● **YOUR GOAL**
For each line in the material below that holds "likes", copy that line.

● **PROVIDED ENTRIES**
----------

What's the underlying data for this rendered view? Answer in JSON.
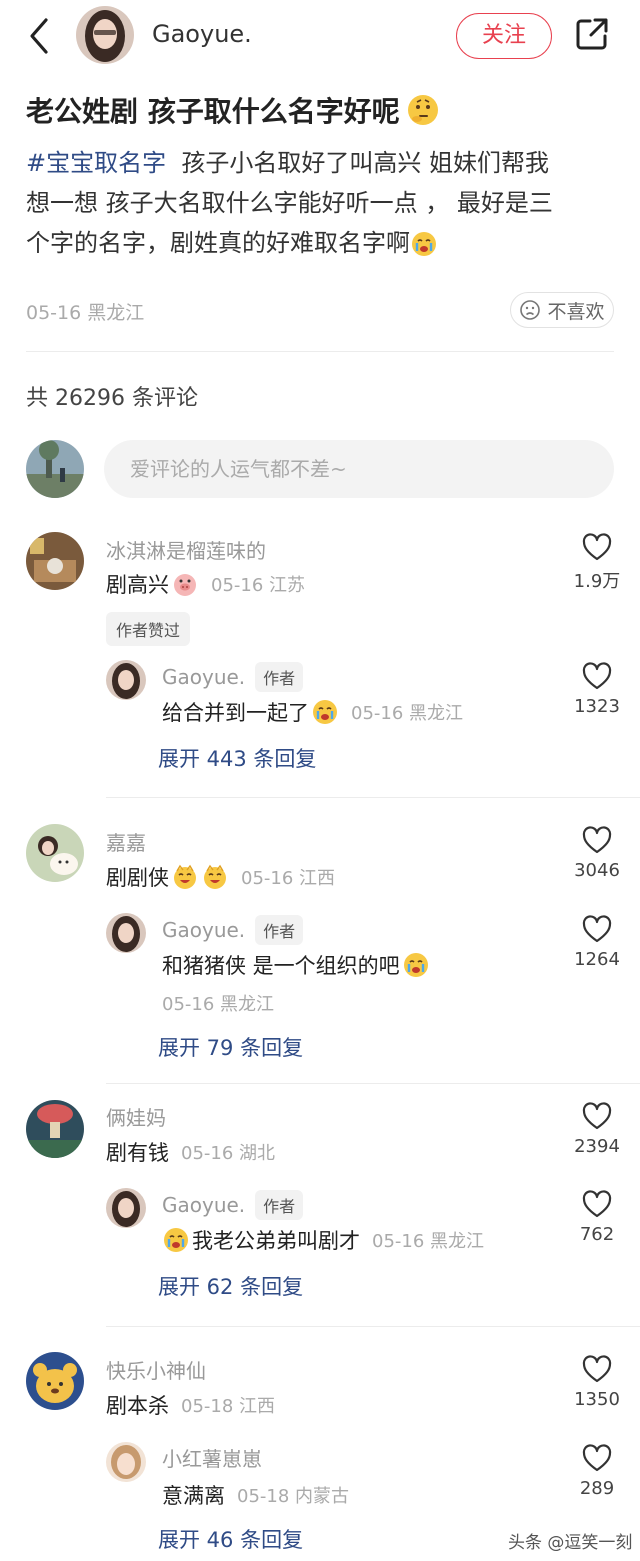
{
  "header": {
    "author_name": "Gaoyue.",
    "follow_label": "关注"
  },
  "post": {
    "title": "老公姓剧 孩子取什么名字好呢",
    "hashtag": "#宝宝取名字",
    "line1": "孩子小名取好了叫高兴  姐妹们帮我",
    "line2": "想一想 孩子大名取什么字能好听一点 ，  最好是三",
    "line3": "个字的名字，剧姓真的好难取名字啊",
    "meta": "05-16 黑龙江",
    "dislike_label": "不喜欢"
  },
  "comments_header": {
    "count_text": "共 26296 条评论",
    "input_placeholder": "爱评论的人运气都不差~"
  },
  "comments": [
    {
      "user": "冰淇淋是榴莲味的",
      "text": "剧高兴",
      "when": "05-16 江苏",
      "likes": "1.9万",
      "badge": "作者赞过",
      "reply": {
        "user": "Gaoyue.",
        "tag": "作者",
        "text": "给合并到一起了",
        "when": "05-16 黑龙江",
        "likes": "1323"
      },
      "expand": "展开 443 条回复"
    },
    {
      "user": "嘉嘉",
      "text": "剧剧侠",
      "when": "05-16 江西",
      "likes": "3046",
      "reply": {
        "user": "Gaoyue.",
        "tag": "作者",
        "text": "和猪猪侠 是一个组织的吧",
        "when": "05-16 黑龙江",
        "likes": "1264"
      },
      "expand": "展开 79 条回复"
    },
    {
      "user": "俩娃妈",
      "text": "剧有钱",
      "when": "05-16 湖北",
      "likes": "2394",
      "reply": {
        "user": "Gaoyue.",
        "tag": "作者",
        "text": "我老公弟弟叫剧才",
        "when": "05-16 黑龙江",
        "likes": "762"
      },
      "expand": "展开 62 条回复"
    },
    {
      "user": "快乐小神仙",
      "text": "剧本杀",
      "when": "05-18 江西",
      "likes": "1350",
      "reply": {
        "user": "小红薯崽崽",
        "text": "意满离",
        "when": "05-18 内蒙古",
        "likes": "289"
      },
      "expand": "展开 46 条回复"
    }
  ],
  "watermark": "头条 @逗笑一刻",
  "colors": {
    "accent": "#e8414f",
    "link": "#2f4b86"
  }
}
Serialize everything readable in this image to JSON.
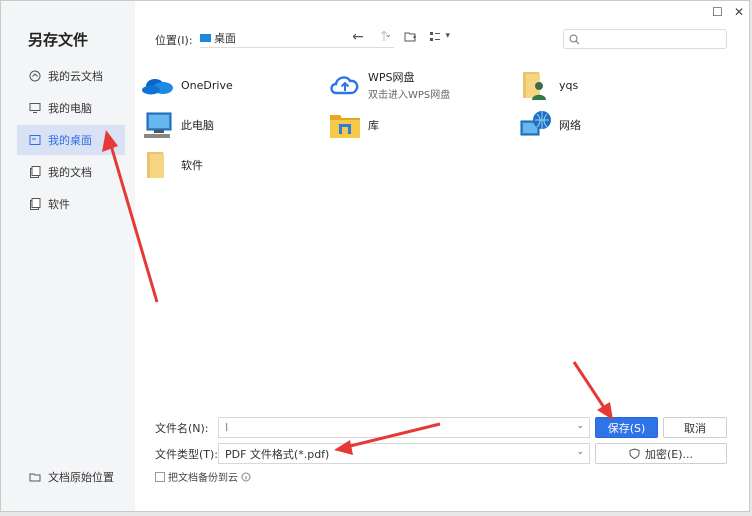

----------

● **ANSWER BELOW**
      "likes": "1.9万",
        "likes": "1323"
      "likes": "3046",
        "likes": "1264"
      "likes": "2394",
        "likes": "762"
      "likes": "1350",
        "likes": "289"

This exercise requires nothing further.